Output the data below exactly.

#### Data section:
◇ ◇ ◇ ◇
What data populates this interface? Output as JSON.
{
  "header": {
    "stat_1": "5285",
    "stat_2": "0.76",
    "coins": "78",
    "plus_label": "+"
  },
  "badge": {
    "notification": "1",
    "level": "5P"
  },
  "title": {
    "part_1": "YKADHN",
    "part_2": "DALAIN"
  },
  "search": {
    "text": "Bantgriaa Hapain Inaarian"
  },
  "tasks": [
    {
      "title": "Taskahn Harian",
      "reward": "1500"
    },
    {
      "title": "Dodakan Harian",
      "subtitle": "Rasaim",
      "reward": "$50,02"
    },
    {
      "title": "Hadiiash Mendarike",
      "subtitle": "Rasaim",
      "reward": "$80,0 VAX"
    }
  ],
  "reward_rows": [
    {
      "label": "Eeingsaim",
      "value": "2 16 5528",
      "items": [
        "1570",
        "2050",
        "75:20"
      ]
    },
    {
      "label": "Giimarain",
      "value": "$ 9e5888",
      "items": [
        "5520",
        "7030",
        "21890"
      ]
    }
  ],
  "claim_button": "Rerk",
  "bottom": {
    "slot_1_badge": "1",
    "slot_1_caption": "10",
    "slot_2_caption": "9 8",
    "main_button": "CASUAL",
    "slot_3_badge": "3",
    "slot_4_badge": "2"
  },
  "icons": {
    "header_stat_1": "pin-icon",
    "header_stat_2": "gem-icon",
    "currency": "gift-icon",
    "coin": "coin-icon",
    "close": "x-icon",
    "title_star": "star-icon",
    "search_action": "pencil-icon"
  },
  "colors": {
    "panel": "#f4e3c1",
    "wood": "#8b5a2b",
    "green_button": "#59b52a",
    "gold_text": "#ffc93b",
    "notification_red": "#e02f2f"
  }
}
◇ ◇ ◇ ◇
#### Answer space:
What data populates this interface? Output as JSON.
{
  "header": {
    "stat_1": "5285",
    "stat_2": "0.76",
    "coins": "78",
    "plus_label": "+"
  },
  "badge": {
    "notification": "1",
    "level": "5P"
  },
  "title": {
    "part_1": "YKADHN",
    "part_2": "DALAIN"
  },
  "search": {
    "text": "Bantgriaa Hapain Inaarian"
  },
  "tasks": [
    {
      "title": "Taskahn Harian",
      "reward": "1500"
    },
    {
      "title": "Dodakan Harian",
      "subtitle": "Rasaim",
      "reward": "$50,02"
    },
    {
      "title": "Hadiiash Mendarike",
      "subtitle": "Rasaim",
      "reward": "$80,0 VAX"
    }
  ],
  "reward_rows": [
    {
      "label": "Eeingsaim",
      "value": "2 16 5528",
      "items": [
        "1570",
        "2050",
        "75:20"
      ]
    },
    {
      "label": "Giimarain",
      "value": "$ 9e5888",
      "items": [
        "5520",
        "7030",
        "21890"
      ]
    }
  ],
  "claim_button": "Rerk",
  "bottom": {
    "slot_1_badge": "1",
    "slot_1_caption": "10",
    "slot_2_caption": "9 8",
    "main_button": "CASUAL",
    "slot_3_badge": "3",
    "slot_4_badge": "2"
  },
  "icons": {
    "header_stat_1": "pin-icon",
    "header_stat_2": "gem-icon",
    "currency": "gift-icon",
    "coin": "coin-icon",
    "close": "x-icon",
    "title_star": "star-icon",
    "search_action": "pencil-icon"
  },
  "colors": {
    "panel": "#f4e3c1",
    "wood": "#8b5a2b",
    "green_button": "#59b52a",
    "gold_text": "#ffc93b",
    "notification_red": "#e02f2f"
  }
}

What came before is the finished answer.